Now, NIOSH is attempting to teach the upcoming generation of business executives the benefits of such programs. In conjunction with the National Safety Council (NSC) and the Williams College of Business at Xavier University, NIOSH is promoting fair treatment of employees through an MBA course called “Business Value of Safety and Health.”
The course, offered at the Xavier campus in Cincinnati, Ohio, serves to inform business students of the many benefits – financial and otherwise – that come from instituting OEHS programs in the workplace.
The course has been offered since the Spring semester of 2009. Through real-world examples and case studies, the course teaches students how to evaluate OEHS initiatives and identify the most cost-efficient opportunities. Beyond financial benefits, the Xavier course program is also intended to promote research among safety and health professionals and reduce the overall number of workplace injuries and deaths.
So far, the inaugural course has been deemed a success. So much so, in fact, that Xavier now plans to expand course offerings related to OEHS practices. A new Center for Excellence in the Business of Health and Safety has been formed to create curriculum that tailors work safety practices and benefits to specific fields such as risk management, finance, economics and marketing.
Xavier and NIOSH are also co-sponsoring an “Economics of Sustainability – Health, Safety and the Environment Conference” in the fall of 2010. Dates for the conference are set for October 27 through October 29.

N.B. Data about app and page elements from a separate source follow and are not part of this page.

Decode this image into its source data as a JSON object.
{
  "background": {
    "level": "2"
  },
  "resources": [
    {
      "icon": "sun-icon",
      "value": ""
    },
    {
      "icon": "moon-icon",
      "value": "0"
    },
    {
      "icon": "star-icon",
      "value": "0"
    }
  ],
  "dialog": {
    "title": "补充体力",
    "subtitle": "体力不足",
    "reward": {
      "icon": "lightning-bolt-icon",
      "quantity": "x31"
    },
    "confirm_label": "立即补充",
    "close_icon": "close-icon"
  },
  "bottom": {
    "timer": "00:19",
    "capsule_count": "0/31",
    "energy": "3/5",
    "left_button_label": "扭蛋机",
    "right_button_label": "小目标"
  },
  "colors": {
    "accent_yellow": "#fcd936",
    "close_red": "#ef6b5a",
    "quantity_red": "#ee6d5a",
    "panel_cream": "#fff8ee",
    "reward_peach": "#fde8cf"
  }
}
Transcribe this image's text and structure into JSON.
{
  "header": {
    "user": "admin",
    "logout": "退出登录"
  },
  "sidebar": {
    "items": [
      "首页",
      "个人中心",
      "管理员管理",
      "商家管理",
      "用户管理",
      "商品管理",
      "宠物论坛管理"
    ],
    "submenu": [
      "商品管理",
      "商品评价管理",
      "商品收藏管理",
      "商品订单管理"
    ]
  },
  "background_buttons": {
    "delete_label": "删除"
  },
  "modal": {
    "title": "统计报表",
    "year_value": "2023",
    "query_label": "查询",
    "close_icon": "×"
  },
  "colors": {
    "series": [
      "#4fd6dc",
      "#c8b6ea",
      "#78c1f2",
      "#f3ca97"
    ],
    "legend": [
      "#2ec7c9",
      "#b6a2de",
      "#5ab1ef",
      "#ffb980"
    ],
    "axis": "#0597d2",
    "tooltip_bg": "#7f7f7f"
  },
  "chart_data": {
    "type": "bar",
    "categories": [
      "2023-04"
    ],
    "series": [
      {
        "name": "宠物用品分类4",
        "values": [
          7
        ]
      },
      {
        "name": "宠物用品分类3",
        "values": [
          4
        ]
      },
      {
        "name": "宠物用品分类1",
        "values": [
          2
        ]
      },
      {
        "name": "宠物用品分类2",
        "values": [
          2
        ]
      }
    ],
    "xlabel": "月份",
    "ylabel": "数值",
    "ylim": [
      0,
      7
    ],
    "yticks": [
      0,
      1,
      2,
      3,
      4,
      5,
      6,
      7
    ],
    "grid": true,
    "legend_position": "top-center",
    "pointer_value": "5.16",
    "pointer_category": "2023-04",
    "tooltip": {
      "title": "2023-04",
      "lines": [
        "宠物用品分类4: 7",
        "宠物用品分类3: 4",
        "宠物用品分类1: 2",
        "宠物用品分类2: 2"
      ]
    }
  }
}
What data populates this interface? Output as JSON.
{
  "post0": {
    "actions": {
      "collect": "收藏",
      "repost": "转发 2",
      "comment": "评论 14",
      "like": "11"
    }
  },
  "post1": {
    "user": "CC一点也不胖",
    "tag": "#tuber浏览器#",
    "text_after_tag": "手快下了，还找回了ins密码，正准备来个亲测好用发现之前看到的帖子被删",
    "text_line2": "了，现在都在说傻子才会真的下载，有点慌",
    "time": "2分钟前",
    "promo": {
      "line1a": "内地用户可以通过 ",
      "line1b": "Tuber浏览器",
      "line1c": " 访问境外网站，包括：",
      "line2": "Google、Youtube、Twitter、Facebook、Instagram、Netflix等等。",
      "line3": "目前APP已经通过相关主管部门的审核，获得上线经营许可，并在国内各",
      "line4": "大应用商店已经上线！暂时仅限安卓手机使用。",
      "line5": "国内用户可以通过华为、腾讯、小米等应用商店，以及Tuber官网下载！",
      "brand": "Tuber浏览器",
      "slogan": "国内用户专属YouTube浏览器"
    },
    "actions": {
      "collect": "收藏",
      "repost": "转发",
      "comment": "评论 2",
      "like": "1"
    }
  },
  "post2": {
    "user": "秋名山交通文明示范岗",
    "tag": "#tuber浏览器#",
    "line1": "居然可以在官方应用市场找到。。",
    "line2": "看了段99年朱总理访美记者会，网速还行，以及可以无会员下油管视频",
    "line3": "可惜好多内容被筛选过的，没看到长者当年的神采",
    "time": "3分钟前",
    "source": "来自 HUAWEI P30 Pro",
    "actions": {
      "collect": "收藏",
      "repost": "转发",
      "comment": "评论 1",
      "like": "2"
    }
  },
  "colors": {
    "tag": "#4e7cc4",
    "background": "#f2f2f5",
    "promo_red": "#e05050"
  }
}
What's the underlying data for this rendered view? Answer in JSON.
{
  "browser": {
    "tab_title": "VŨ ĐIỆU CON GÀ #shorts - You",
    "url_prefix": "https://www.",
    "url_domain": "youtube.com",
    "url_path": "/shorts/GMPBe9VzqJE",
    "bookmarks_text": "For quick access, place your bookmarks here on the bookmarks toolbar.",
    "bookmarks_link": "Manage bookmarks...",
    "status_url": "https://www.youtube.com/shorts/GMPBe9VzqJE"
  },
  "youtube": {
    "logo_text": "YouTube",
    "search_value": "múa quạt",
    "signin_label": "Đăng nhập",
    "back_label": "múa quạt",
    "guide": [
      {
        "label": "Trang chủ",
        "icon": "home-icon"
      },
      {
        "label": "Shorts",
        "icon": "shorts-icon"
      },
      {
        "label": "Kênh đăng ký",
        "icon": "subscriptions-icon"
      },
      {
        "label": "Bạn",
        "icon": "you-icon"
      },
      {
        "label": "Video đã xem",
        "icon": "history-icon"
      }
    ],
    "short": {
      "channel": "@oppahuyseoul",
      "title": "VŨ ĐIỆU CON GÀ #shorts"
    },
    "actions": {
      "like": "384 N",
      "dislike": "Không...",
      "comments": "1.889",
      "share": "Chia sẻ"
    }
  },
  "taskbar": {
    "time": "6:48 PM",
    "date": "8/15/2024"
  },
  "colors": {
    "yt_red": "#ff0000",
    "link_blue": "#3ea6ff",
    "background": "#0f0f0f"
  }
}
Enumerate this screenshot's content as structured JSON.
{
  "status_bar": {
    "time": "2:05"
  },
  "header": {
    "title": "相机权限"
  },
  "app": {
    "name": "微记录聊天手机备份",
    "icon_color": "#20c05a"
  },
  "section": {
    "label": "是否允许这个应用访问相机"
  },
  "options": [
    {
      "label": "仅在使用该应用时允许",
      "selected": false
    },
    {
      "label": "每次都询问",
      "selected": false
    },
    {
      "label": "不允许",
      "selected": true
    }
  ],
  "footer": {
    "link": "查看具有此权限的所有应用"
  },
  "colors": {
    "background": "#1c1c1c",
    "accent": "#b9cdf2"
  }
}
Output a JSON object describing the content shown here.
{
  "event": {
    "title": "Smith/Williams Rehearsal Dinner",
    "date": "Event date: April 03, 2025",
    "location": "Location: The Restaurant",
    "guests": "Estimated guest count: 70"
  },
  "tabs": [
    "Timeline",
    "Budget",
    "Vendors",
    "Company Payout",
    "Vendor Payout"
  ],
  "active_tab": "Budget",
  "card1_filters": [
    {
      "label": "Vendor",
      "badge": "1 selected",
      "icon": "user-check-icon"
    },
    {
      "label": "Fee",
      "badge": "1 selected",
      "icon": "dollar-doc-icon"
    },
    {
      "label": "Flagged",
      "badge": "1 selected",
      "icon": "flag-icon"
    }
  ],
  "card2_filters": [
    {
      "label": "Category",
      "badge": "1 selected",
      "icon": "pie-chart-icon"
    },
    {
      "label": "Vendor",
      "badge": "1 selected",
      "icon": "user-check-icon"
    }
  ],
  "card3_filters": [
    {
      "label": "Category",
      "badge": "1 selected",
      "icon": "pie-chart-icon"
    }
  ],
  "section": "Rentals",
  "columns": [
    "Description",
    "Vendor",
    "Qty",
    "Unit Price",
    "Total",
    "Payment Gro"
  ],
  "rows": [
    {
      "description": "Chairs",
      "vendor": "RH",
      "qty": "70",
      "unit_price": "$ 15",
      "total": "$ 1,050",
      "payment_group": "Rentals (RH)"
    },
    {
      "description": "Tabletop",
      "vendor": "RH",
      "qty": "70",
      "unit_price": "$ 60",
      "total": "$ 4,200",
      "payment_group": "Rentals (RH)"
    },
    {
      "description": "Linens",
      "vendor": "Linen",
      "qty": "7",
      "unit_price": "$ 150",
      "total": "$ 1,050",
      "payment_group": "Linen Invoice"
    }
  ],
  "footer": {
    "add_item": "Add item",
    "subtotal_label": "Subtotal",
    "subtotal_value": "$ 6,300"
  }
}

NIOSH intends to partner with other colleges to form and promote similar courses.